GROUNDWATER MINING IN THE TRIPOLI AREA, LEBANON
The increasing population in the study area, about 165 Km2, has placed an ever- increasing demand for groundwater. The civil war that extended over 15 years (1975-1990) in Lebanon significantly strained the groundwater resources in the study area, and the country in general, as the rapid increase in the population was not accompanied by proper development of the surface-water resources. The latter was practically nonexistent mainly due to the difficulty of constructing dams during the war years. This situation has resulted in over-pumping of the aquifer.
Major sources of recharge to the aquifer are precipitation and seepage from rivers. Recharge from precipitation was calculated by dividing the study area into 13 hydrologic units. Recharge in each unit was obtained as the difference between the volume of precipitation and that of actual evapotranspiration. Recharge from precipitation is estimated at 42 million m3/year, and recharge from rivers at 29 million m3/year. Thus, the total annual recharge to the aquifer is 71 million m3. The main sources of discharge from the aquifer are natural outflow to the Mediterranean Sea and withdrawal of groundwater from pumping wells. Outflow to the sea is 60.9 million m3/year, and discharge by pumping wells is 13.9 million m3/year.

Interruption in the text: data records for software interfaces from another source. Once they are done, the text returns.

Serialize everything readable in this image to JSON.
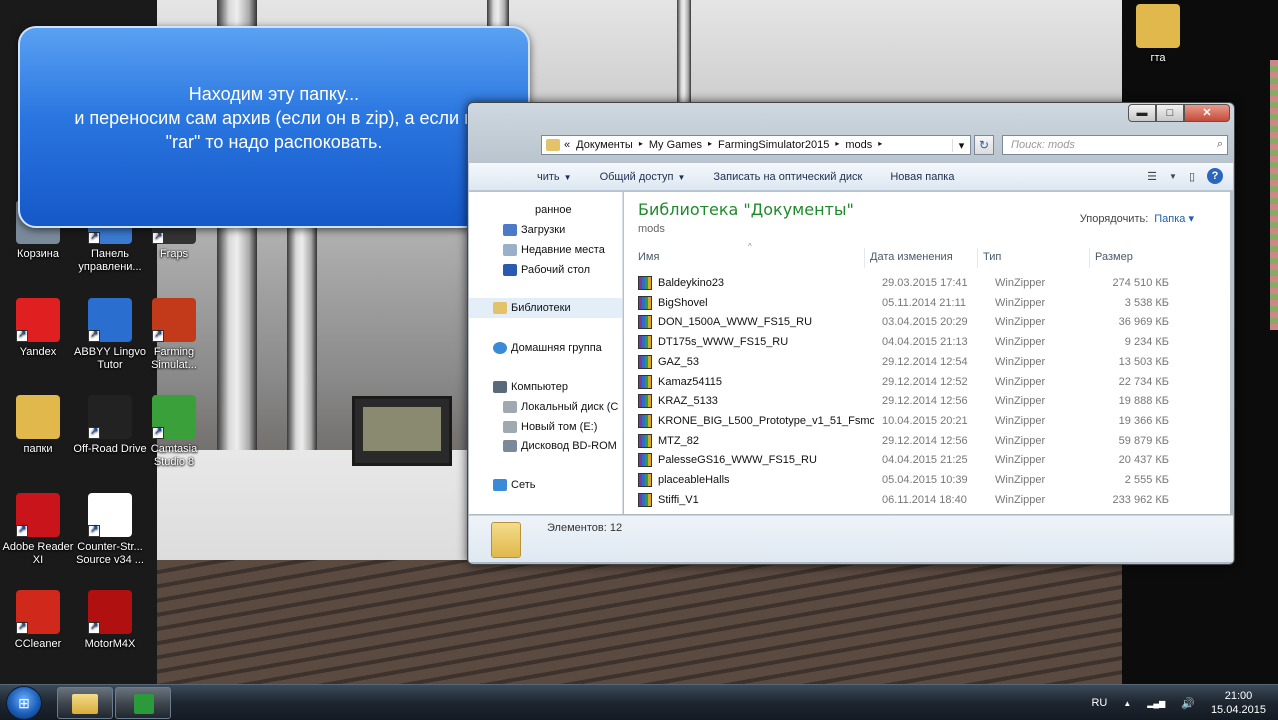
{
  "desktop": {
    "icons": [
      {
        "label": "Корзина",
        "icon": "recycle-bin-icon",
        "color": "#7a8a9a"
      },
      {
        "label": "Панель управлени...",
        "icon": "control-panel-icon",
        "color": "#3a7ad0"
      },
      {
        "label": "Fraps",
        "icon": "fraps-icon",
        "color": "#333333"
      },
      {
        "label": "Yandex",
        "icon": "yandex-icon",
        "color": "#e02020"
      },
      {
        "label": "ABBYY Lingvo Tutor",
        "icon": "abbyy-icon",
        "color": "#2a6fd0"
      },
      {
        "label": "Farming Simulat...",
        "icon": "farming-simulator-icon",
        "color": "#c23a1a"
      },
      {
        "label": "папки",
        "icon": "folder-icon",
        "color": "#e0b84c"
      },
      {
        "label": "Off-Road Drive",
        "icon": "offroad-drive-icon",
        "color": "#222222"
      },
      {
        "label": "Camtasia Studio 8",
        "icon": "camtasia-icon",
        "color": "#3aa03a"
      },
      {
        "label": "Adobe Reader XI",
        "icon": "adobe-reader-icon",
        "color": "#c8141a"
      },
      {
        "label": "Counter-Str... Source v34 ...",
        "icon": "file-icon",
        "color": "#ffffff"
      },
      {
        "label": "CCleaner",
        "icon": "ccleaner-icon",
        "color": "#d0281a"
      },
      {
        "label": "MotorM4X",
        "icon": "motorm4x-icon",
        "color": "#b01010"
      },
      {
        "label": "гта",
        "icon": "folder-icon",
        "color": "#e0b84c"
      }
    ]
  },
  "callout": {
    "line1": "Находим эту папку...",
    "line2": "и переносим сам архив (если он в zip), а если в",
    "line3": "\"rar\" то надо распоковать."
  },
  "explorer": {
    "window_buttons": {
      "minimize": "▬",
      "maximize": "□",
      "close": "✕"
    },
    "address": {
      "crumbs": [
        "«",
        "Документы",
        "▸",
        "My Games",
        "▸",
        "FarmingSimulator2015",
        "▸",
        "mods",
        "▸"
      ],
      "dropdown": "▾"
    },
    "refresh_glyph": "↻",
    "search_placeholder": "Поиск: mods",
    "search_glyph": "⌕",
    "toolbar": {
      "organize": "чить",
      "share": "Общий доступ",
      "burn": "Записать на оптический диск",
      "new_folder": "Новая папка",
      "view_glyph": "☰",
      "preview_glyph": "▯",
      "help_glyph": "?"
    },
    "nav": {
      "favorites_tail": "ранное",
      "downloads": "Загрузки",
      "recent": "Недавние места",
      "desktop": "Рабочий стол",
      "libraries": "Библиотеки",
      "homegroup": "Домашняя группа",
      "computer": "Компьютер",
      "local_disk": "Локальный диск (C",
      "new_volume": "Новый том (E:)",
      "bd_rom": "Дисковод BD-ROM",
      "network": "Сеть"
    },
    "library": {
      "title": "Библиотека \"Документы\"",
      "subtitle": "mods",
      "arrange_label": "Упорядочить:",
      "arrange_value": "Папка ▾"
    },
    "columns": {
      "name": "Имя",
      "date": "Дата изменения",
      "type": "Тип",
      "size": "Размер"
    },
    "files": [
      {
        "name": "Baldeykino23",
        "date": "29.03.2015 17:41",
        "type": "WinZipper",
        "size": "274 510 КБ"
      },
      {
        "name": "BigShovel",
        "date": "05.11.2014 21:11",
        "type": "WinZipper",
        "size": "3 538 КБ"
      },
      {
        "name": "DON_1500A_WWW_FS15_RU",
        "date": "03.04.2015 20:29",
        "type": "WinZipper",
        "size": "36 969 КБ"
      },
      {
        "name": "DT175s_WWW_FS15_RU",
        "date": "04.04.2015 21:13",
        "type": "WinZipper",
        "size": "9 234 КБ"
      },
      {
        "name": "GAZ_53",
        "date": "29.12.2014 12:54",
        "type": "WinZipper",
        "size": "13 503 КБ"
      },
      {
        "name": "Kamaz54115",
        "date": "29.12.2014 12:52",
        "type": "WinZipper",
        "size": "22 734 КБ"
      },
      {
        "name": "KRAZ_5133",
        "date": "29.12.2014 12:56",
        "type": "WinZipper",
        "size": "19 888 КБ"
      },
      {
        "name": "KRONE_BIG_L500_Prototype_v1_51_Fsmo...",
        "date": "10.04.2015 20:21",
        "type": "WinZipper",
        "size": "19 366 КБ"
      },
      {
        "name": "MTZ_82",
        "date": "29.12.2014 12:56",
        "type": "WinZipper",
        "size": "59 879 КБ"
      },
      {
        "name": "PalesseGS16_WWW_FS15_RU",
        "date": "04.04.2015 21:25",
        "type": "WinZipper",
        "size": "20 437 КБ"
      },
      {
        "name": "placeableHalls",
        "date": "05.04.2015 10:39",
        "type": "WinZipper",
        "size": "2 555 КБ"
      },
      {
        "name": "Stiffi_V1",
        "date": "06.11.2014 18:40",
        "type": "WinZipper",
        "size": "233 962 КБ"
      }
    ],
    "status": "Элементов: 12"
  },
  "taskbar": {
    "start_glyph": "⊞",
    "lang": "RU",
    "time": "21:00",
    "date": "15.04.2015",
    "tray_glyphs": {
      "up": "▲",
      "network": "▂▄▆",
      "volume": "🔊"
    }
  }
}
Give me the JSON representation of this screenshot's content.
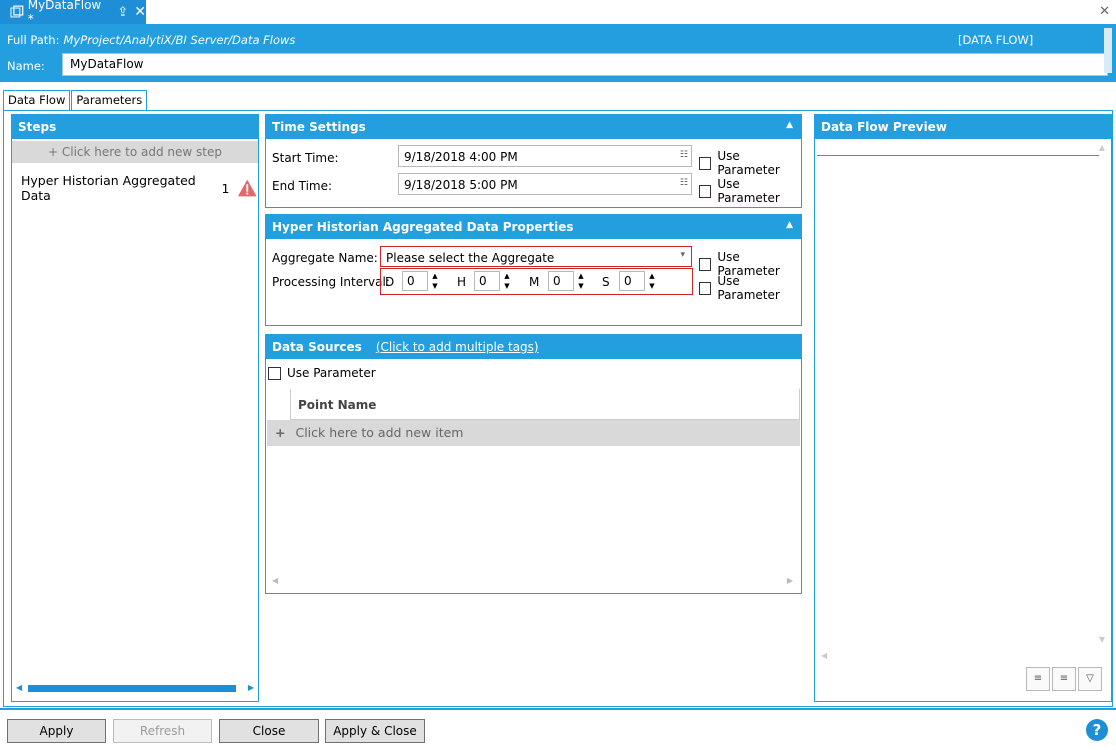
{
  "doc_tab": {
    "title": "MyDataFlow *"
  },
  "header": {
    "full_path_label": "Full Path:",
    "full_path_value": "MyProject/AnalytiX/BI Server/Data Flows",
    "kind": "[DATA FLOW]",
    "name_label": "Name:",
    "name_value": "MyDataFlow"
  },
  "tabs": [
    {
      "label": "Data Flow"
    },
    {
      "label": "Parameters"
    }
  ],
  "steps": {
    "title": "Steps",
    "add_label": "+  Click here to add new step",
    "items": [
      {
        "label": "Hyper Historian Aggregated Data",
        "count": "1"
      }
    ]
  },
  "time_settings": {
    "title": "Time Settings",
    "start_label": "Start Time:",
    "start_value": "9/18/2018 4:00 PM",
    "end_label": "End Time:",
    "end_value": "9/18/2018 5:00 PM",
    "use_parameter": "Use Parameter"
  },
  "hh_props": {
    "title": "Hyper Historian Aggregated Data Properties",
    "aggregate_label": "Aggregate Name:",
    "aggregate_value": "Please select the Aggregate",
    "interval_label": "Processing Interval:",
    "interval": {
      "D": "0",
      "H": "0",
      "M": "0",
      "S": "0"
    },
    "d_label": "D",
    "h_label": "H",
    "m_label": "M",
    "s_label": "S",
    "use_parameter": "Use Parameter"
  },
  "data_sources": {
    "title": "Data Sources",
    "link": "(Click to add multiple tags)",
    "use_parameter": "Use Parameter",
    "column": "Point Name",
    "add_item": "Click here to add new item"
  },
  "preview": {
    "title": "Data Flow Preview"
  },
  "buttons": {
    "apply": "Apply",
    "refresh": "Refresh",
    "close": "Close",
    "apply_close": "Apply & Close"
  },
  "help": "?"
}
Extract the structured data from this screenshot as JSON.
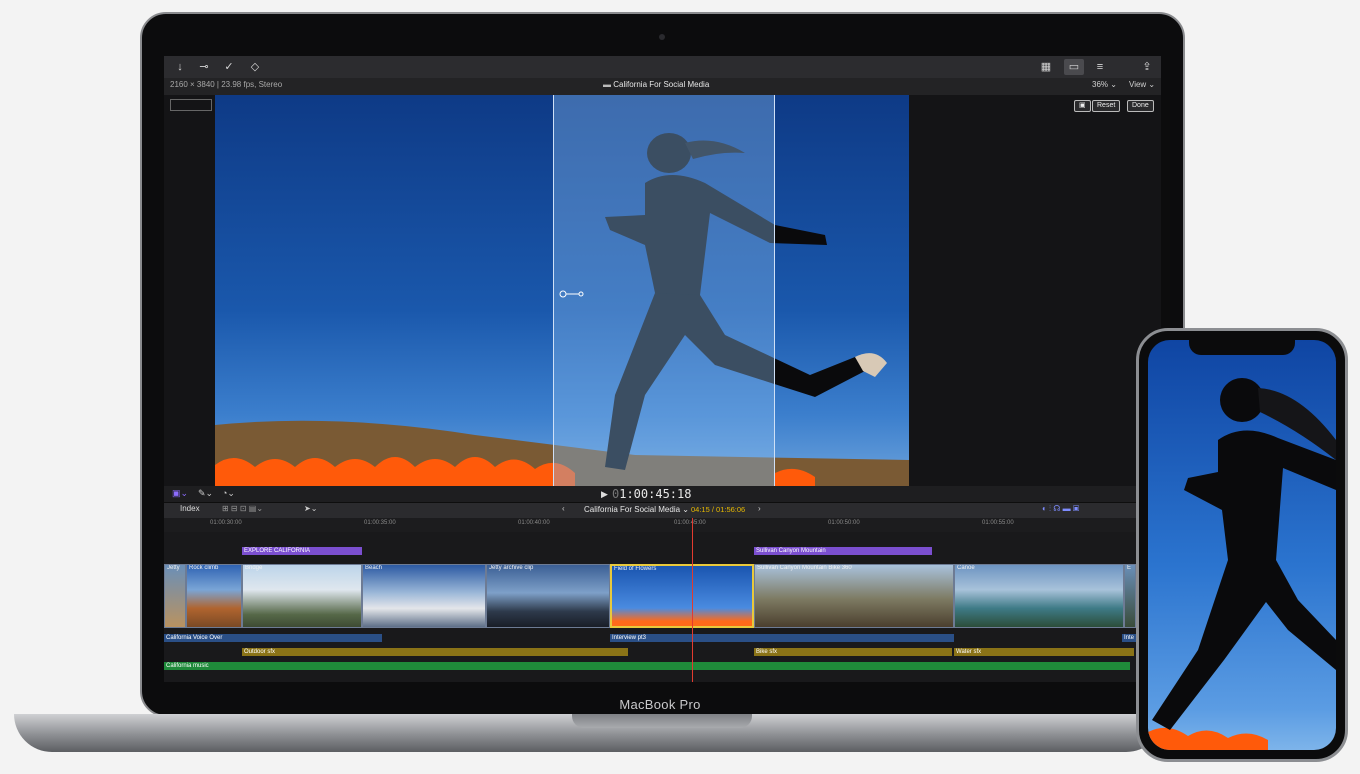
{
  "toolbar": {
    "icons": [
      "import-icon",
      "key-icon",
      "check-icon",
      "tag-icon",
      "browser-icon",
      "timeline-icon",
      "inspector-icon",
      "share-icon"
    ]
  },
  "viewer": {
    "format": "2160 × 3840 | 23.98 fps, Stereo",
    "project_title": "California For Social Media",
    "zoom": "36%",
    "view_label": "View",
    "reset_label": "Reset",
    "done_label": "Done",
    "timecode": "1:00:45:18",
    "timecode_prefix": "0"
  },
  "timeline": {
    "index_label": "Index",
    "project_title": "California For Social Media",
    "duration": "04:15 / 01:56:06",
    "ruler_ticks": [
      "01:00:30:00",
      "01:00:35:00",
      "01:00:40:00",
      "01:00:45:00",
      "01:00:50:00",
      "01:00:55:00"
    ],
    "titles": [
      {
        "label": "EXPLORE CALIFORNIA"
      },
      {
        "label": "Sullivan Canyon Mountain"
      }
    ],
    "clips": [
      {
        "label": "Jetty"
      },
      {
        "label": "Rock climb"
      },
      {
        "label": "Bridge"
      },
      {
        "label": "Beach"
      },
      {
        "label": "Jetty archive clip"
      },
      {
        "label": "Field of Flowers"
      },
      {
        "label": "Sullivan Canyon Mountain Bike 360"
      },
      {
        "label": "Canoe"
      },
      {
        "label": "E"
      }
    ],
    "audio_lanes": [
      {
        "label": "California Voice Over"
      },
      {
        "label": "Interview pt3"
      },
      {
        "label": "Inte"
      },
      {
        "label": "Outdoor sfx"
      },
      {
        "label": "Bike sfx"
      },
      {
        "label": "Water sfx"
      },
      {
        "label": "California music"
      }
    ]
  },
  "device": {
    "laptop_label": "MacBook Pro"
  },
  "colors": {
    "title_purple": "#7b4fd0",
    "voice_blue": "#2a4f86",
    "sfx_gold": "#8a7317",
    "music_green": "#1f8a3a",
    "playhead": "#e23b2f",
    "selection": "#e8c93c"
  }
}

The total discharge from the aquifer is, therefore, 74.8 million m3/year.
Comparing the total recharge and discharge values shows that groundwater in the aquifer is currently being mined at an annual rate of 3.8 million m3. In addition to the permanent loss of groundwater from storage, mining of groundwater makes the aquifer in Tripoli area vulnerable to land subsidence and contamination by seawater intrusion. The aquifer in the Tripoli area is already polluted with wastewater.